• Competitive Pricing: Adjust prices in line with competitors’ pricing.

Considering market demand and cost structures, businesses can utilize appropriate pricing strategies to improve profitability and market position.

### 2. Marketing Strategies

• Understanding consumer behavior: Analyze how price changes for related products impact consumer demand and inform marketing strategies.
• Identifying complementary goods: Determine products that are often purchased together to strategize joint promotions and optimize sales.
• Recognizing substitute goods: Identify products that can replace each other and adjust marketing strategies accordingly to maintain market share.
• Adjusting pricing and promotions: Leverage cross price elasticity insights to optimize pricing and promotional activities and increase profitability.

In 1985, Coca-Cola introduced New Coke, underestimating the cross price elasticity with Pepsi, leading to a misstep in their marketing strategy and subsequent reintroduction of Coca-Cola Classic.

### 3. Product Development

1. Identify market demand and trends.
2. Analyze consumer preferences and needs.
3. Conduct market research to understand price elasticity for related products.
4. Integrate cross price elasticity insights into product design and pricing strategies.
5. Test and refine products based on price responsiveness of consumers.
6. Launch and monitor product performance in relation to price changes.

A leading tech company used cross price elasticity to drive their product development, analyzing how the pricing of similar products affected consumer demand.
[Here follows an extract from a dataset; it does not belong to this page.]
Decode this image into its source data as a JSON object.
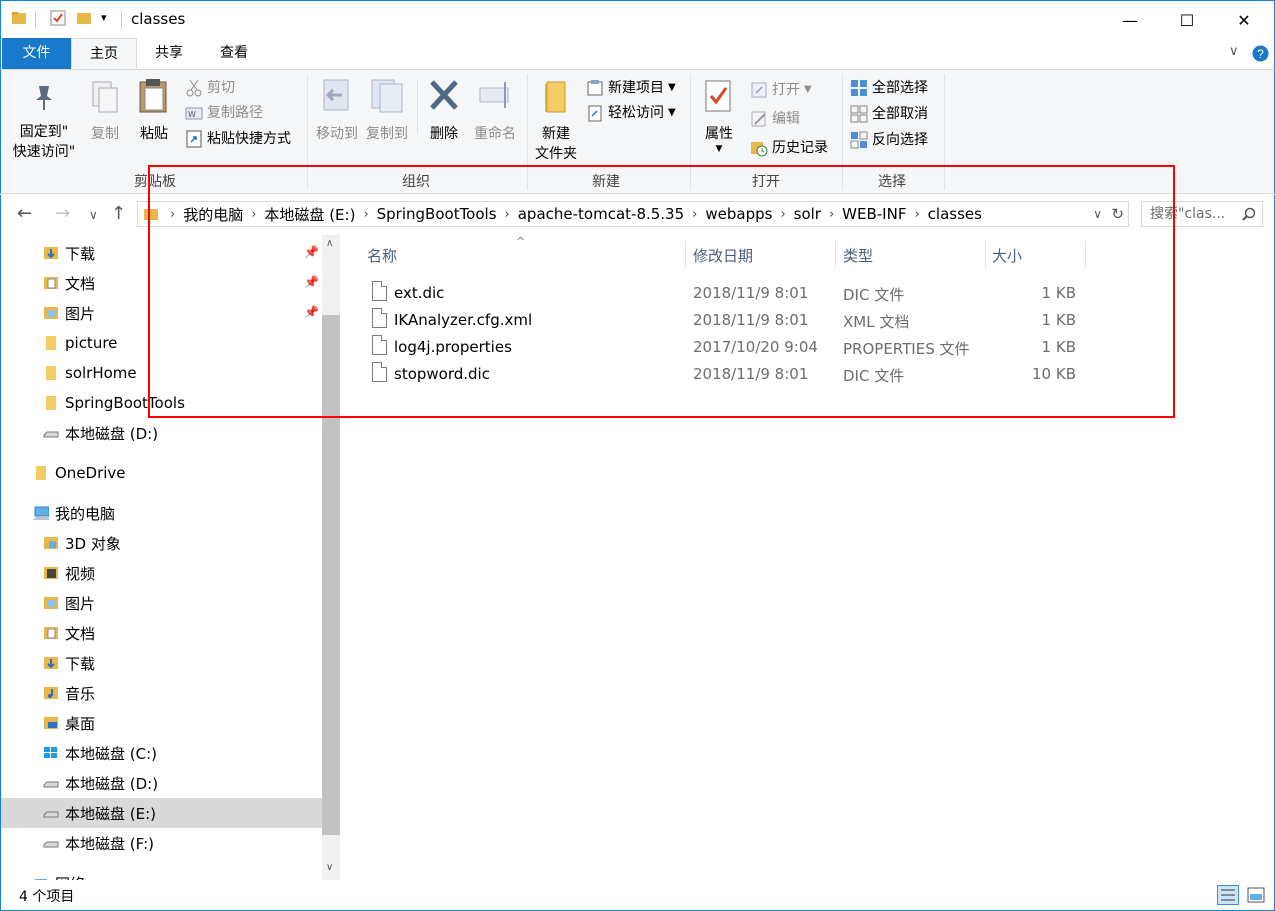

By aligning the new product’s price with the market’s elasticity, they were able to significantly increase sales and market share.
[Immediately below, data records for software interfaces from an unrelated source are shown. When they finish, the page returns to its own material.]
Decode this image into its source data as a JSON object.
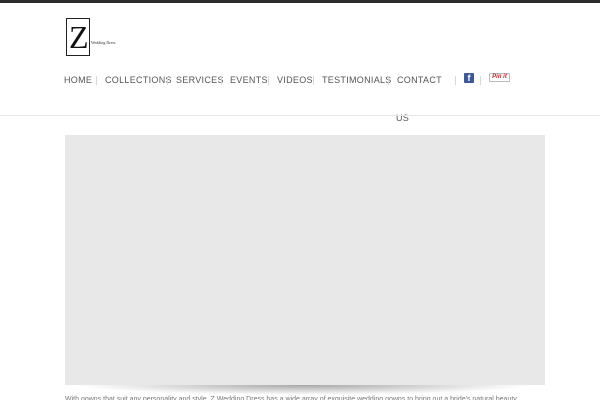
{
  "brand": {
    "logo_letter": "Z",
    "logo_small_text": "Wedding Dress"
  },
  "nav": {
    "items": [
      {
        "label": "Home"
      },
      {
        "label": "Collections"
      },
      {
        "label": "Services"
      },
      {
        "label": "Events"
      },
      {
        "label": "Videos"
      },
      {
        "label": "Testimonials"
      },
      {
        "label": "Contact"
      }
    ],
    "contact_wrap": "Us"
  },
  "social": {
    "facebook_icon": "facebook-icon",
    "pinterest_label": "Pin it"
  },
  "hero": {
    "image_placeholder": "hero-image"
  },
  "caption": {
    "text": "With gowns that suit any personality and style, Z Wedding Dress has a wide array of exquisite wedding gowns to bring out a bride's natural beauty."
  },
  "colors": {
    "topbar": "#2b2b2b",
    "nav_text": "#555555",
    "hero_bg": "#e8e8e8",
    "facebook": "#3b5998",
    "pinterest": "#cb2027"
  }
}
### What does cross price elasticity of demand mean?

Cross price elasticity of demand is a measure of how the quantity demanded of one good changes in response to a change in the price of another good. It shows the relationship between the prices of two different goods and how they affect each other’s demand.

### How is cross price elasticity of demand calculated?

Cross price elasticity of demand is calculated by taking the percentage change in the quantity demanded of one good and dividing it by the percentage change in the price of another good. The formula for cross price elasticity of demand is (% change in quantity demanded of good A / % change in price of good B).

### What does a positive cross price elasticity of demand mean?

A positive cross price elasticity of demand means that the two goods are substitutes, meaning that an increase in the price of one good will lead to an increase in the demand for the other good. This is because consumers will switch to the cheaper substitute when the price of one good increases.

### What does a negative cross price elasticity of demand mean?

A negative cross price elasticity of demand means that the two goods are complements, meaning that an increase in the price of one good will lead to a decrease in the demand for the other good. This is because consumers will be less likely to purchase the complementary good when the price of one good increases.

### How does cross price elasticity of demand impact pricing strategies?

Cross price elasticity of demand is an important factor to consider when determining pricing strategies. If two goods are substitutes, a company may need to lower their prices to compete with the substitute good. If two goods are complements, a company may need to bundle the two goods together or offer discounts to encourage consumers to purchase both goods.

### Can cross price elasticity of demand be used for all goods?

No, cross price elasticity of demand is not applicable to all goods. It only applies to goods that have substitutes or complements. For example, it would not be useful to calculate cross price elasticity of demand for goods like gasoline and diamonds, as they do not have substitutes or complements.